PROBLEM: Print the data below verbatim, minus images.

SOURCE MATERIAL:
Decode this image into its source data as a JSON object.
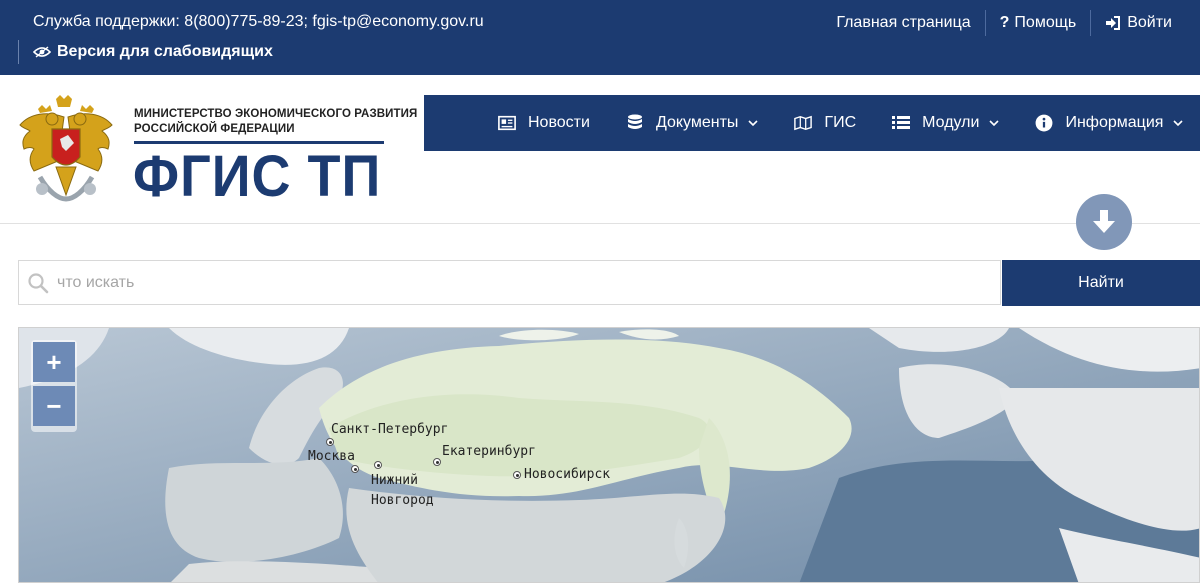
{
  "topbar": {
    "support_text": "Служба поддержки: 8(800)775-89-23; fgis-tp@economy.gov.ru",
    "accessible_label": "Версия для слабовидящих",
    "links": {
      "home": "Главная страница",
      "help": "Помощь",
      "login": "Войти"
    }
  },
  "header": {
    "ministry_line1": "МИНИСТЕРСТВО ЭКОНОМИЧЕСКОГО РАЗВИТИЯ",
    "ministry_line2": "РОССИЙСКОЙ ФЕДЕРАЦИИ",
    "brand": "ФГИС ТП"
  },
  "nav": {
    "news": "Новости",
    "documents": "Документы",
    "gis": "ГИС",
    "modules": "Модули",
    "info": "Информация"
  },
  "search": {
    "placeholder": "что искать",
    "button": "Найти"
  },
  "map": {
    "zoom_in": "+",
    "zoom_out": "−",
    "cities": {
      "spb": "Санкт-Петербург",
      "moscow": "Москва",
      "nn_line1": "Нижний",
      "nn_line2": "Новгород",
      "ekb": "Екатеринбург",
      "nsk": "Новосибирск"
    }
  },
  "colors": {
    "brand_blue": "#1c3b71",
    "download_button": "#8197b8",
    "zoom_button": "#6d8ab6"
  }
}
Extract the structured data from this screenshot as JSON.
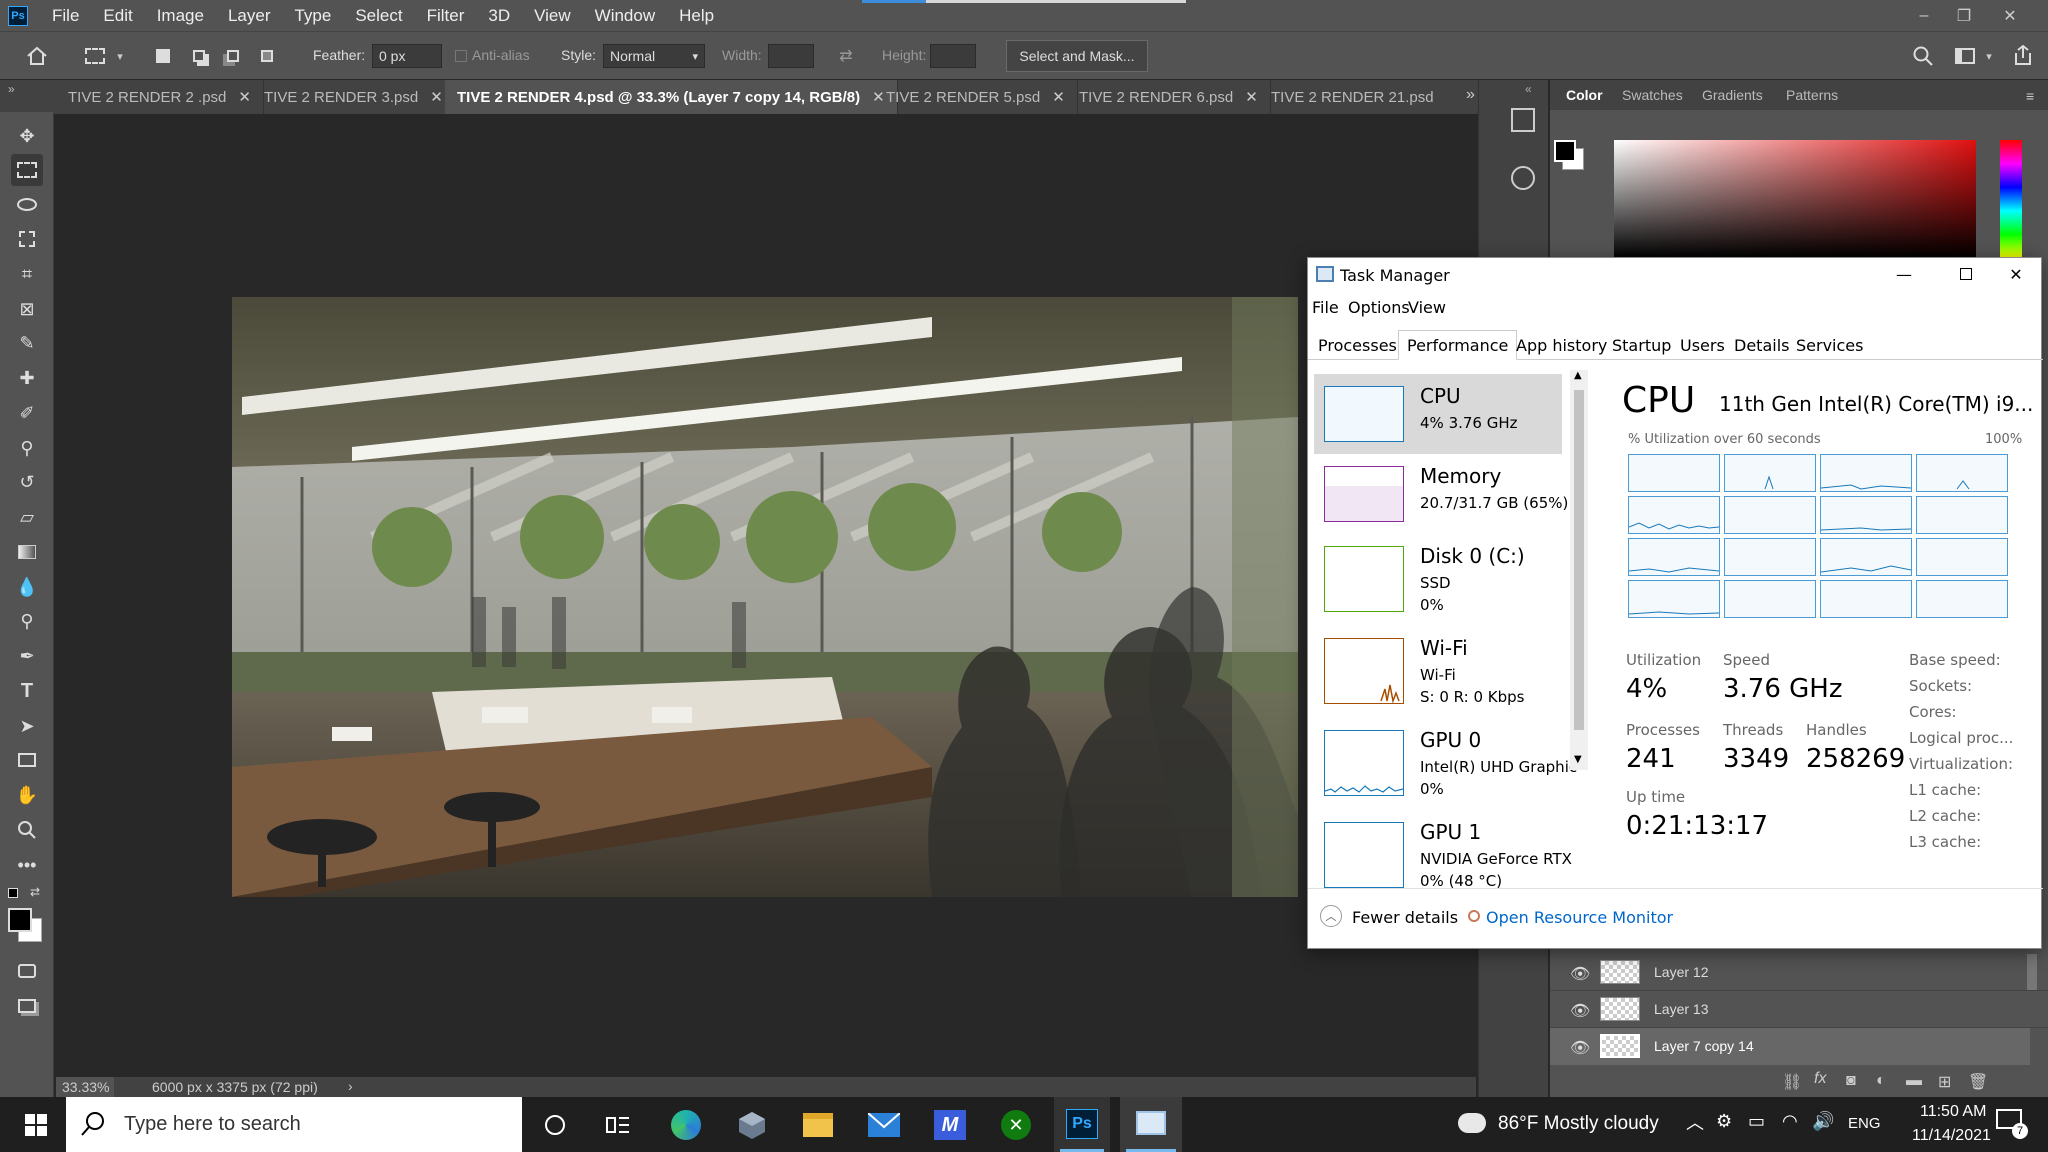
{
  "menubar": {
    "items": [
      "File",
      "Edit",
      "Image",
      "Layer",
      "Type",
      "Select",
      "Filter",
      "3D",
      "View",
      "Window",
      "Help"
    ],
    "logo": "Ps"
  },
  "options": {
    "feather_label": "Feather:",
    "feather_value": "0 px",
    "antialias_label": "Anti-alias",
    "style_label": "Style:",
    "style_value": "Normal",
    "width_label": "Width:",
    "height_label": "Height:",
    "select_mask": "Select and Mask..."
  },
  "tabs": [
    {
      "label": "TIVE 2 RENDER 2 .psd"
    },
    {
      "label": "TIVE 2 RENDER 3.psd"
    },
    {
      "label": "TIVE 2 RENDER 4.psd @ 33.3% (Layer 7 copy 14, RGB/8)"
    },
    {
      "label": "TIVE 2 RENDER 5.psd"
    },
    {
      "label": "TIVE 2 RENDER 6.psd"
    },
    {
      "label": "TIVE 2 RENDER 21.psd"
    }
  ],
  "status": {
    "zoom": "33.33%",
    "docsize": "6000 px x 3375 px (72 ppi)",
    "arrow": "›"
  },
  "colorpanel": {
    "tabs": [
      "Color",
      "Swatches",
      "Gradients",
      "Patterns"
    ]
  },
  "layers": [
    {
      "name": "Layer 12"
    },
    {
      "name": "Layer 13"
    },
    {
      "name": "Layer 7 copy 14"
    }
  ],
  "taskmanager": {
    "title": "Task Manager",
    "menu": [
      "File",
      "Options",
      "View"
    ],
    "tabs": [
      "Processes",
      "Performance",
      "App history",
      "Startup",
      "Users",
      "Details",
      "Services"
    ],
    "items": [
      {
        "name": "CPU",
        "l1": "4%  3.76 GHz",
        "l2": "",
        "color": "#1779ba"
      },
      {
        "name": "Memory",
        "l1": "20.7/31.7 GB (65%)",
        "l2": "",
        "color": "#8b2a9b"
      },
      {
        "name": "Disk 0 (C:)",
        "l1": "SSD",
        "l2": "0%",
        "color": "#4da60c"
      },
      {
        "name": "Wi-Fi",
        "l1": "Wi-Fi",
        "l2": "S: 0  R: 0 Kbps",
        "color": "#a74f01"
      },
      {
        "name": "GPU 0",
        "l1": "Intel(R) UHD Graphic",
        "l2": "0%",
        "color": "#1779ba"
      },
      {
        "name": "GPU 1",
        "l1": "NVIDIA GeForce RTX",
        "l2": "0%  (48 °C)",
        "color": "#1779ba"
      }
    ],
    "cpu_title": "CPU",
    "cpu_model": "11th Gen Intel(R) Core(TM) i9...",
    "util_caption": "% Utilization over 60 seconds",
    "util_max": "100%",
    "stats": {
      "utilization_label": "Utilization",
      "utilization": "4%",
      "speed_label": "Speed",
      "speed": "3.76 GHz",
      "processes_label": "Processes",
      "processes": "241",
      "threads_label": "Threads",
      "threads": "3349",
      "handles_label": "Handles",
      "handles": "258269",
      "uptime_label": "Up time",
      "uptime": "0:21:13:17"
    },
    "side": [
      "Base speed:",
      "Sockets:",
      "Cores:",
      "Logical proc...",
      "Virtualization:",
      "L1 cache:",
      "L2 cache:",
      "L3 cache:"
    ],
    "fewer": "Fewer details",
    "resmon": "Open Resource Monitor"
  },
  "taskbar": {
    "search_placeholder": "Type here to search",
    "weather": "86°F  Mostly cloudy",
    "lang": "ENG",
    "time": "11:50 AM",
    "date": "11/14/2021",
    "notif": "7"
  }
}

EXERCISE RESPONSE:
Decode this image into its source data as a JSON object.
{
  "topbar": {
    "support_text": "Служба поддержки: 8(800)775-89-23; fgis-tp@economy.gov.ru",
    "accessible_label": "Версия для слабовидящих",
    "links": {
      "home": "Главная страница",
      "help": "Помощь",
      "login": "Войти"
    }
  },
  "header": {
    "ministry_line1": "МИНИСТЕРСТВО ЭКОНОМИЧЕСКОГО РАЗВИТИЯ",
    "ministry_line2": "РОССИЙСКОЙ ФЕДЕРАЦИИ",
    "brand": "ФГИС ТП"
  },
  "nav": {
    "news": "Новости",
    "documents": "Документы",
    "gis": "ГИС",
    "modules": "Модули",
    "info": "Информация"
  },
  "search": {
    "placeholder": "что искать",
    "button": "Найти"
  },
  "map": {
    "zoom_in": "+",
    "zoom_out": "−",
    "cities": {
      "spb": "Санкт-Петербург",
      "moscow": "Москва",
      "nn_line1": "Нижний",
      "nn_line2": "Новгород",
      "ekb": "Екатеринбург",
      "nsk": "Новосибирск"
    }
  },
  "colors": {
    "brand_blue": "#1c3b71",
    "download_button": "#8197b8",
    "zoom_button": "#6d8ab6"
  }
}
Extract the structured data from this screenshot as JSON.
{
  "menubar": {
    "items": [
      "File",
      "Edit",
      "Image",
      "Layer",
      "Type",
      "Select",
      "Filter",
      "3D",
      "View",
      "Window",
      "Help"
    ],
    "logo": "Ps"
  },
  "options": {
    "feather_label": "Feather:",
    "feather_value": "0 px",
    "antialias_label": "Anti-alias",
    "style_label": "Style:",
    "style_value": "Normal",
    "width_label": "Width:",
    "height_label": "Height:",
    "select_mask": "Select and Mask..."
  },
  "tabs": [
    {
      "label": "TIVE 2 RENDER 2 .psd"
    },
    {
      "label": "TIVE 2 RENDER 3.psd"
    },
    {
      "label": "TIVE 2 RENDER 4.psd @ 33.3% (Layer 7 copy 14, RGB/8)"
    },
    {
      "label": "TIVE 2 RENDER 5.psd"
    },
    {
      "label": "TIVE 2 RENDER 6.psd"
    },
    {
      "label": "TIVE 2 RENDER 21.psd"
    }
  ],
  "status": {
    "zoom": "33.33%",
    "docsize": "6000 px x 3375 px (72 ppi)",
    "arrow": "›"
  },
  "colorpanel": {
    "tabs": [
      "Color",
      "Swatches",
      "Gradients",
      "Patterns"
    ]
  },
  "layers": [
    {
      "name": "Layer 12"
    },
    {
      "name": "Layer 13"
    },
    {
      "name": "Layer 7 copy 14"
    }
  ],
  "taskmanager": {
    "title": "Task Manager",
    "menu": [
      "File",
      "Options",
      "View"
    ],
    "tabs": [
      "Processes",
      "Performance",
      "App history",
      "Startup",
      "Users",
      "Details",
      "Services"
    ],
    "items": [
      {
        "name": "CPU",
        "l1": "4%  3.76 GHz",
        "l2": "",
        "color": "#1779ba"
      },
      {
        "name": "Memory",
        "l1": "20.7/31.7 GB (65%)",
        "l2": "",
        "color": "#8b2a9b"
      },
      {
        "name": "Disk 0 (C:)",
        "l1": "SSD",
        "l2": "0%",
        "color": "#4da60c"
      },
      {
        "name": "Wi-Fi",
        "l1": "Wi-Fi",
        "l2": "S: 0  R: 0 Kbps",
        "color": "#a74f01"
      },
      {
        "name": "GPU 0",
        "l1": "Intel(R) UHD Graphic",
        "l2": "0%",
        "color": "#1779ba"
      },
      {
        "name": "GPU 1",
        "l1": "NVIDIA GeForce RTX",
        "l2": "0%  (48 °C)",
        "color": "#1779ba"
      }
    ],
    "cpu_title": "CPU",
    "cpu_model": "11th Gen Intel(R) Core(TM) i9...",
    "util_caption": "% Utilization over 60 seconds",
    "util_max": "100%",
    "stats": {
      "utilization_label": "Utilization",
      "utilization": "4%",
      "speed_label": "Speed",
      "speed": "3.76 GHz",
      "processes_label": "Processes",
      "processes": "241",
      "threads_label": "Threads",
      "threads": "3349",
      "handles_label": "Handles",
      "handles": "258269",
      "uptime_label": "Up time",
      "uptime": "0:21:13:17"
    },
    "side": [
      "Base speed:",
      "Sockets:",
      "Cores:",
      "Logical proc...",
      "Virtualization:",
      "L1 cache:",
      "L2 cache:",
      "L3 cache:"
    ],
    "fewer": "Fewer details",
    "resmon": "Open Resource Monitor"
  },
  "taskbar": {
    "search_placeholder": "Type here to search",
    "weather": "86°F  Mostly cloudy",
    "lang": "ENG",
    "time": "11:50 AM",
    "date": "11/14/2021",
    "notif": "7"
  }
}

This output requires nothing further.